» **ASSIGNMENT**
Repeat, without any change, the entries presented below.

Excerpts from an interface dataset
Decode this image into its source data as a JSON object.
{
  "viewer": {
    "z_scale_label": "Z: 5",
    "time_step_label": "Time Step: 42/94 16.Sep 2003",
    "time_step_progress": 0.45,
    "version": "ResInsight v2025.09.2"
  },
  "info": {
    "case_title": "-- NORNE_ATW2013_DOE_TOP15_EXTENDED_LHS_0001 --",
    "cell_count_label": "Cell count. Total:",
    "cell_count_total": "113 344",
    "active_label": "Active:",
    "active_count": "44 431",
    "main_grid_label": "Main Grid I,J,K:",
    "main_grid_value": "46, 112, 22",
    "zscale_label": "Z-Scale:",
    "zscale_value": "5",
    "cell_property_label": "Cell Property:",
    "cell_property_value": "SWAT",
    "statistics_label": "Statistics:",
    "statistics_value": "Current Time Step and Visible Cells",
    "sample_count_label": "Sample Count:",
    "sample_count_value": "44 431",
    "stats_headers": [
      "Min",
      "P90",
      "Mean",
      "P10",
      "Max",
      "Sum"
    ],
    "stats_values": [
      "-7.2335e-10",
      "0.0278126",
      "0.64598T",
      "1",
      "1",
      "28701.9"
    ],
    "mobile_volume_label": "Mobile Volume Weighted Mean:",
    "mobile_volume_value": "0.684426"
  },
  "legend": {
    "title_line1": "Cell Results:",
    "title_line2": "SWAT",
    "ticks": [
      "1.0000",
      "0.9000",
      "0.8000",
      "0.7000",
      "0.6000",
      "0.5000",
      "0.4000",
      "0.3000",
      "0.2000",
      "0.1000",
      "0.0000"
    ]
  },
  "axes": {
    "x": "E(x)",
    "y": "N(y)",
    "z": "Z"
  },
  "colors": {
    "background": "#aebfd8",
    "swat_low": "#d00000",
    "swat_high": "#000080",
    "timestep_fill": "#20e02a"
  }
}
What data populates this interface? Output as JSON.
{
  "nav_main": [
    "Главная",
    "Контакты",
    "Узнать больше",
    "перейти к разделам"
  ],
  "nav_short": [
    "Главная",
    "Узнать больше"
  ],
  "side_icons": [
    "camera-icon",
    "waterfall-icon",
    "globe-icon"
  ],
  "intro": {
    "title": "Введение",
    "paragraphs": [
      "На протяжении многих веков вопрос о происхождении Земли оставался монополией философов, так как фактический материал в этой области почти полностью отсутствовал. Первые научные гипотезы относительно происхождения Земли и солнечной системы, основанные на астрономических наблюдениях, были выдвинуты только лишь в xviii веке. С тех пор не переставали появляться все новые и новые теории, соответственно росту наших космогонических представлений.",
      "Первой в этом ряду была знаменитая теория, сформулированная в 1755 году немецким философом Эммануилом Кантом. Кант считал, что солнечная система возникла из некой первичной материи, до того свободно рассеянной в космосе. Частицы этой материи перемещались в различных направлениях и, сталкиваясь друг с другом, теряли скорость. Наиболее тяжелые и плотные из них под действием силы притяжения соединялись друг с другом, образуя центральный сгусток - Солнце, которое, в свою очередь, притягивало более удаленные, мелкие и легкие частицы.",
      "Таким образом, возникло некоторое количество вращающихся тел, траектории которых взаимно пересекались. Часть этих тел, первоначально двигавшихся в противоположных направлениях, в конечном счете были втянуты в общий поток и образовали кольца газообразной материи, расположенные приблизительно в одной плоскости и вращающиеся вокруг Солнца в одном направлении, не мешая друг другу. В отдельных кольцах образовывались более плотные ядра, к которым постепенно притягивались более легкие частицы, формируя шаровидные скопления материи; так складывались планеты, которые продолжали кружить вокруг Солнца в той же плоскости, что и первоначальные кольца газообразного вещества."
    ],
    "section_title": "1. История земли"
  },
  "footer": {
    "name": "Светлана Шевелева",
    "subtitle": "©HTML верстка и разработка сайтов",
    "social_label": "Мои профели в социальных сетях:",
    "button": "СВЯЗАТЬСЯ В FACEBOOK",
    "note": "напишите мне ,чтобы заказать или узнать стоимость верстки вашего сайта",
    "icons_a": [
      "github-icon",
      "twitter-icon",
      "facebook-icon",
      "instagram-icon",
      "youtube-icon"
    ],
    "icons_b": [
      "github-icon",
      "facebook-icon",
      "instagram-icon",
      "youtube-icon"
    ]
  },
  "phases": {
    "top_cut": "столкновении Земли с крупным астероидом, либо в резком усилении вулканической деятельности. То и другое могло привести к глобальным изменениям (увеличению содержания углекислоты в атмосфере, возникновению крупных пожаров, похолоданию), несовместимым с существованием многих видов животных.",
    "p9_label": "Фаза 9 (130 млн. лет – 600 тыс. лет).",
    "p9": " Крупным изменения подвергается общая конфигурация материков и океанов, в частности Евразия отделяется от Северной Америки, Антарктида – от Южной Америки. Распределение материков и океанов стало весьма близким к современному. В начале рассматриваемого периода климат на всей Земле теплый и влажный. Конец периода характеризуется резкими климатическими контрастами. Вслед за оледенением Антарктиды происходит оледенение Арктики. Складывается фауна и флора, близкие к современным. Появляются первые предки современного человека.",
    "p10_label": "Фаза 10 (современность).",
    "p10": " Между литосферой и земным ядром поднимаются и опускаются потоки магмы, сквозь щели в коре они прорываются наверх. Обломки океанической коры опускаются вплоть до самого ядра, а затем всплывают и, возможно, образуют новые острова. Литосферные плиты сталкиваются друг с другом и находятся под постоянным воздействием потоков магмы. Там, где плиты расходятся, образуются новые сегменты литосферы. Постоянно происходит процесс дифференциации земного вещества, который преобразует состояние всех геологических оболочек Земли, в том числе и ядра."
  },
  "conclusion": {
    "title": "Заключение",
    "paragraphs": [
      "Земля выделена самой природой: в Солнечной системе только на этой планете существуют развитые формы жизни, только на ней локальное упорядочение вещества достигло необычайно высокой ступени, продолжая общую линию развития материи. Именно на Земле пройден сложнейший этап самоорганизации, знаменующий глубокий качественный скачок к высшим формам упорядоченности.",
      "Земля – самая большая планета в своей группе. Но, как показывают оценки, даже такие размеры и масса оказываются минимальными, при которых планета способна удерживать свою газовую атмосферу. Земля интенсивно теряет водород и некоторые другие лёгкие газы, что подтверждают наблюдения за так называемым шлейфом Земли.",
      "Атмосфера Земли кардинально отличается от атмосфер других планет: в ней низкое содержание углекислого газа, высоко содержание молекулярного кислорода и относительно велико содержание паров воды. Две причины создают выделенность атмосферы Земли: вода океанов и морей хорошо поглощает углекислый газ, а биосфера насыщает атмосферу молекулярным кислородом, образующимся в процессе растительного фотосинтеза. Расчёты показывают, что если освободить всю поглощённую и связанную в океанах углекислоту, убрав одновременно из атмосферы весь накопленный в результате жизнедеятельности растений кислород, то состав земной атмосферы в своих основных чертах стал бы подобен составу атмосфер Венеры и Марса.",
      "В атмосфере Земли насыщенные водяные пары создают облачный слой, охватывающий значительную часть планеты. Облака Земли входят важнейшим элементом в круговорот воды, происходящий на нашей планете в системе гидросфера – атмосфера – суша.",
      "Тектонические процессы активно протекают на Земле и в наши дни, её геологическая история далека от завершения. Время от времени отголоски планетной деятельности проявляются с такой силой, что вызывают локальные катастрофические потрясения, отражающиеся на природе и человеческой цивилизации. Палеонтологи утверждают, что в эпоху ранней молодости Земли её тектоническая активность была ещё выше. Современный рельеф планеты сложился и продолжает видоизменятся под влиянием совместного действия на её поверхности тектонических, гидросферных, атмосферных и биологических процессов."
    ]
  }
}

» **WRITTEN RESPONSE**
Decode this image into its source data as a JSON object.
{
  "viewer": {
    "z_scale_label": "Z: 5",
    "time_step_label": "Time Step: 42/94 16.Sep 2003",
    "time_step_progress": 0.45,
    "version": "ResInsight v2025.09.2"
  },
  "info": {
    "case_title": "-- NORNE_ATW2013_DOE_TOP15_EXTENDED_LHS_0001 --",
    "cell_count_label": "Cell count. Total:",
    "cell_count_total": "113 344",
    "active_label": "Active:",
    "active_count": "44 431",
    "main_grid_label": "Main Grid I,J,K:",
    "main_grid_value": "46, 112, 22",
    "zscale_label": "Z-Scale:",
    "zscale_value": "5",
    "cell_property_label": "Cell Property:",
    "cell_property_value": "SWAT",
    "statistics_label": "Statistics:",
    "statistics_value": "Current Time Step and Visible Cells",
    "sample_count_label": "Sample Count:",
    "sample_count_value": "44 431",
    "stats_headers": [
      "Min",
      "P90",
      "Mean",
      "P10",
      "Max",
      "Sum"
    ],
    "stats_values": [
      "-7.2335e-10",
      "0.0278126",
      "0.64598T",
      "1",
      "1",
      "28701.9"
    ],
    "mobile_volume_label": "Mobile Volume Weighted Mean:",
    "mobile_volume_value": "0.684426"
  },
  "legend": {
    "title_line1": "Cell Results:",
    "title_line2": "SWAT",
    "ticks": [
      "1.0000",
      "0.9000",
      "0.8000",
      "0.7000",
      "0.6000",
      "0.5000",
      "0.4000",
      "0.3000",
      "0.2000",
      "0.1000",
      "0.0000"
    ]
  },
  "axes": {
    "x": "E(x)",
    "y": "N(y)",
    "z": "Z"
  },
  "colors": {
    "background": "#aebfd8",
    "swat_low": "#d00000",
    "swat_high": "#000080",
    "timestep_fill": "#20e02a"
  }
}
What data populates this interface? Output as JSON.
{
  "nav_main": [
    "Главная",
    "Контакты",
    "Узнать больше",
    "перейти к разделам"
  ],
  "nav_short": [
    "Главная",
    "Узнать больше"
  ],
  "side_icons": [
    "camera-icon",
    "waterfall-icon",
    "globe-icon"
  ],
  "intro": {
    "title": "Введение",
    "paragraphs": [
      "На протяжении многих веков вопрос о происхождении Земли оставался монополией философов, так как фактический материал в этой области почти полностью отсутствовал. Первые научные гипотезы относительно происхождения Земли и солнечной системы, основанные на астрономических наблюдениях, были выдвинуты только лишь в xviii веке. С тех пор не переставали появляться все новые и новые теории, соответственно росту наших космогонических представлений.",
      "Первой в этом ряду была знаменитая теория, сформулированная в 1755 году немецким философом Эммануилом Кантом. Кант считал, что солнечная система возникла из некой первичной материи, до того свободно рассеянной в космосе. Частицы этой материи перемещались в различных направлениях и, сталкиваясь друг с другом, теряли скорость. Наиболее тяжелые и плотные из них под действием силы притяжения соединялись друг с другом, образуя центральный сгусток - Солнце, которое, в свою очередь, притягивало более удаленные, мелкие и легкие частицы.",
      "Таким образом, возникло некоторое количество вращающихся тел, траектории которых взаимно пересекались. Часть этих тел, первоначально двигавшихся в противоположных направлениях, в конечном счете были втянуты в общий поток и образовали кольца газообразной материи, расположенные приблизительно в одной плоскости и вращающиеся вокруг Солнца в одном направлении, не мешая друг другу. В отдельных кольцах образовывались более плотные ядра, к которым постепенно притягивались более легкие частицы, формируя шаровидные скопления материи; так складывались планеты, которые продолжали кружить вокруг Солнца в той же плоскости, что и первоначальные кольца газообразного вещества."
    ],
    "section_title": "1. История земли"
  },
  "footer": {
    "name": "Светлана Шевелева",
    "subtitle": "©HTML верстка и разработка сайтов",
    "social_label": "Мои профели в социальных сетях:",
    "button": "СВЯЗАТЬСЯ В FACEBOOK",
    "note": "напишите мне ,чтобы заказать или узнать стоимость верстки вашего сайта",
    "icons_a": [
      "github-icon",
      "twitter-icon",
      "facebook-icon",
      "instagram-icon",
      "youtube-icon"
    ],
    "icons_b": [
      "github-icon",
      "facebook-icon",
      "instagram-icon",
      "youtube-icon"
    ]
  },
  "phases": {
    "top_cut": "столкновении Земли с крупным астероидом, либо в резком усилении вулканической деятельности. То и другое могло привести к глобальным изменениям (увеличению содержания углекислоты в атмосфере, возникновению крупных пожаров, похолоданию), несовместимым с существованием многих видов животных.",
    "p9_label": "Фаза 9 (130 млн. лет – 600 тыс. лет).",
    "p9": " Крупным изменения подвергается общая конфигурация материков и океанов, в частности Евразия отделяется от Северной Америки, Антарктида – от Южной Америки. Распределение материков и океанов стало весьма близким к современному. В начале рассматриваемого периода климат на всей Земле теплый и влажный. Конец периода характеризуется резкими климатическими контрастами. Вслед за оледенением Антарктиды происходит оледенение Арктики. Складывается фауна и флора, близкие к современным. Появляются первые предки современного человека.",
    "p10_label": "Фаза 10 (современность).",
    "p10": " Между литосферой и земным ядром поднимаются и опускаются потоки магмы, сквозь щели в коре они прорываются наверх. Обломки океанической коры опускаются вплоть до самого ядра, а затем всплывают и, возможно, образуют новые острова. Литосферные плиты сталкиваются друг с другом и находятся под постоянным воздействием потоков магмы. Там, где плиты расходятся, образуются новые сегменты литосферы. Постоянно происходит процесс дифференциации земного вещества, который преобразует состояние всех геологических оболочек Земли, в том числе и ядра."
  },
  "conclusion": {
    "title": "Заключение",
    "paragraphs": [
      "Земля выделена самой природой: в Солнечной системе только на этой планете существуют развитые формы жизни, только на ней локальное упорядочение вещества достигло необычайно высокой ступени, продолжая общую линию развития материи. Именно на Земле пройден сложнейший этап самоорганизации, знаменующий глубокий качественный скачок к высшим формам упорядоченности.",
      "Земля – самая большая планета в своей группе. Но, как показывают оценки, даже такие размеры и масса оказываются минимальными, при которых планета способна удерживать свою газовую атмосферу. Земля интенсивно теряет водород и некоторые другие лёгкие газы, что подтверждают наблюдения за так называемым шлейфом Земли.",
      "Атмосфера Земли кардинально отличается от атмосфер других планет: в ней низкое содержание углекислого газа, высоко содержание молекулярного кислорода и относительно велико содержание паров воды. Две причины создают выделенность атмосферы Земли: вода океанов и морей хорошо поглощает углекислый газ, а биосфера насыщает атмосферу молекулярным кислородом, образующимся в процессе растительного фотосинтеза. Расчёты показывают, что если освободить всю поглощённую и связанную в океанах углекислоту, убрав одновременно из атмосферы весь накопленный в результате жизнедеятельности растений кислород, то состав земной атмосферы в своих основных чертах стал бы подобен составу атмосфер Венеры и Марса.",
      "В атмосфере Земли насыщенные водяные пары создают облачный слой, охватывающий значительную часть планеты. Облака Земли входят важнейшим элементом в круговорот воды, происходящий на нашей планете в системе гидросфера – атмосфера – суша.",
      "Тектонические процессы активно протекают на Земле и в наши дни, её геологическая история далека от завершения. Время от времени отголоски планетной деятельности проявляются с такой силой, что вызывают локальные катастрофические потрясения, отражающиеся на природе и человеческой цивилизации. Палеонтологи утверждают, что в эпоху ранней молодости Земли её тектоническая активность была ещё выше. Современный рельеф планеты сложился и продолжает видоизменятся под влиянием совместного действия на её поверхности тектонических, гидросферных, атмосферных и биологических процессов."
    ]
  }
}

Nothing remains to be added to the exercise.